##### INPUT #####

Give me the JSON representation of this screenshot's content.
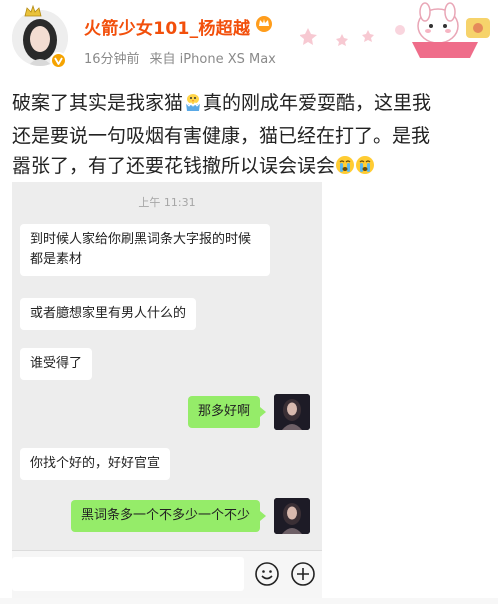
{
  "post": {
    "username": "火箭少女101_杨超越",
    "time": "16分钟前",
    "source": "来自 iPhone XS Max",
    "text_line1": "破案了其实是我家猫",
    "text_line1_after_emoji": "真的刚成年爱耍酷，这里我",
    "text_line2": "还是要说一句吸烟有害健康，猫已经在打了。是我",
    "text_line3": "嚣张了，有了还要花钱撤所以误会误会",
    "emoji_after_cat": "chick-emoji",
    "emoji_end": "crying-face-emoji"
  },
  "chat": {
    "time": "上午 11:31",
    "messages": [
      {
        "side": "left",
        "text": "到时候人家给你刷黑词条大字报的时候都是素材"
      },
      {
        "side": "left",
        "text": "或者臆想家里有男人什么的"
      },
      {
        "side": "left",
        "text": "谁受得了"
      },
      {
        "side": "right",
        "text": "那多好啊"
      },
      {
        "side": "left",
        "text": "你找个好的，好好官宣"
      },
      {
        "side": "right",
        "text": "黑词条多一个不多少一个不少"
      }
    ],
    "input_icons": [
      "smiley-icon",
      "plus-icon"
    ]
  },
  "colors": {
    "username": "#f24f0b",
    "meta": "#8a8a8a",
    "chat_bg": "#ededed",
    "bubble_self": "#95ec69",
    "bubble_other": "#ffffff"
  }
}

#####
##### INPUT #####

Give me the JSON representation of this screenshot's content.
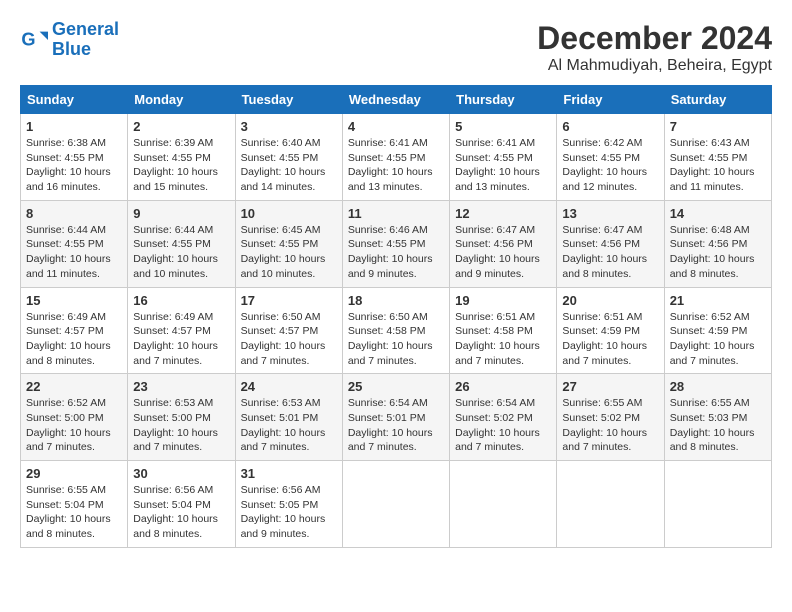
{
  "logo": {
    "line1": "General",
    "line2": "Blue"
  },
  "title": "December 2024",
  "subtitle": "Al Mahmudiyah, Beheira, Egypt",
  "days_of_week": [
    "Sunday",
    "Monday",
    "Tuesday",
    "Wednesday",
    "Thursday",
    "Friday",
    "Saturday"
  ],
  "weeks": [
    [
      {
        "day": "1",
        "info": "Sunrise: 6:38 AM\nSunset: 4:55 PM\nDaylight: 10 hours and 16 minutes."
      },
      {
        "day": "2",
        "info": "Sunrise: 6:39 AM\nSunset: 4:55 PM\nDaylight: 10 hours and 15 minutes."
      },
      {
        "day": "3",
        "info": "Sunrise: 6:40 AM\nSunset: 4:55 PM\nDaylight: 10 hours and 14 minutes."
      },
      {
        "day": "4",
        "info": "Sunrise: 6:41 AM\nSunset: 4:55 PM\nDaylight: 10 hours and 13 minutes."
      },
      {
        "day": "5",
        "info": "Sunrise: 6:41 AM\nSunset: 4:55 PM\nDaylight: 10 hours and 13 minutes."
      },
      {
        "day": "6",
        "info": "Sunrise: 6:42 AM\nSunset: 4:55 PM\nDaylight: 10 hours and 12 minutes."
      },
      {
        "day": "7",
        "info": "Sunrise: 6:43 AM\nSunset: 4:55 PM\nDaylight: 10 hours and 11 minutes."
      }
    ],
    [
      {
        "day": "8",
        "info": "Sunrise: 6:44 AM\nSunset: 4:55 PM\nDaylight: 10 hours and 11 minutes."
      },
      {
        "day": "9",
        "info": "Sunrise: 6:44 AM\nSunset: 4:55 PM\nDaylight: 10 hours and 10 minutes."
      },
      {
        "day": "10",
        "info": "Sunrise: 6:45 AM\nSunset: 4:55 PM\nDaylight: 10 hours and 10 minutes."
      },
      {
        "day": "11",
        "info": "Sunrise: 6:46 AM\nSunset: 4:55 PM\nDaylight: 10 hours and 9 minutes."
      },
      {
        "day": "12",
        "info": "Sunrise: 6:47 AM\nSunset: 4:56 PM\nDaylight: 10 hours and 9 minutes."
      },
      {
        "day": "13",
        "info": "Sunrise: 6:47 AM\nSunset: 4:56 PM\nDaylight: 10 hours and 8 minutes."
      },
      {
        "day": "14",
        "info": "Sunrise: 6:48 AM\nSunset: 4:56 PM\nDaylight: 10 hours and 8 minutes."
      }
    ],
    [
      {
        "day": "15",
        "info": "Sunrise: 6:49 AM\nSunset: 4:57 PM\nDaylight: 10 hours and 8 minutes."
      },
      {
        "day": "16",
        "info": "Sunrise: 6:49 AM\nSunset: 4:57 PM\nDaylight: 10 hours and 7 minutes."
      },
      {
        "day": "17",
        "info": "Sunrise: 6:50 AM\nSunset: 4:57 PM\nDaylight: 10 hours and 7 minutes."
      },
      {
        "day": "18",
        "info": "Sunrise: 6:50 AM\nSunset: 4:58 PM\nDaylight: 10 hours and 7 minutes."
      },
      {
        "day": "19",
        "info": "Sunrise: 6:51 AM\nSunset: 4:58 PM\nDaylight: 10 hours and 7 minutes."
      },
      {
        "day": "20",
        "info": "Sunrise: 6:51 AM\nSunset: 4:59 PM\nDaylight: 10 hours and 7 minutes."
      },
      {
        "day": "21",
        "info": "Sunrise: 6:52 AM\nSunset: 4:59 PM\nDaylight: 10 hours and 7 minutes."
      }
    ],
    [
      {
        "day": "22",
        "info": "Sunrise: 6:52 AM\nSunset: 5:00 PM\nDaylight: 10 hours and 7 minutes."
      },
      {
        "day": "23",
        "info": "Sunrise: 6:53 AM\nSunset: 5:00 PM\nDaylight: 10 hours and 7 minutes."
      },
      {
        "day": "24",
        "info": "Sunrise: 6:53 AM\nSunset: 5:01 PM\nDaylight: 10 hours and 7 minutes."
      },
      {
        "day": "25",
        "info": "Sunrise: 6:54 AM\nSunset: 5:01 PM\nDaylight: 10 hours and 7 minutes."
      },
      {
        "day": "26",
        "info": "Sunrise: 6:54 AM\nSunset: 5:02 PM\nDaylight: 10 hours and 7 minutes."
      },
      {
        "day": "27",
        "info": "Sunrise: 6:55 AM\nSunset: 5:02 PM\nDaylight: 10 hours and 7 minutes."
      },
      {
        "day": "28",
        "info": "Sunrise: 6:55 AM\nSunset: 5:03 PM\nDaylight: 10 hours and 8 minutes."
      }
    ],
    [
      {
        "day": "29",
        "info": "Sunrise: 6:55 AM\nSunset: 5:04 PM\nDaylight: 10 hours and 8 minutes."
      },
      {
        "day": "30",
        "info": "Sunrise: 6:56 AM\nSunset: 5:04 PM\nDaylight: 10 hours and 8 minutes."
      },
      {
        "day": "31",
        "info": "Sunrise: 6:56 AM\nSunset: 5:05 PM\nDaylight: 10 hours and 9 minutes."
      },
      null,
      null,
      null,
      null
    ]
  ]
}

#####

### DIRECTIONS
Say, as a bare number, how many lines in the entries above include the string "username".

### SOLUTION
2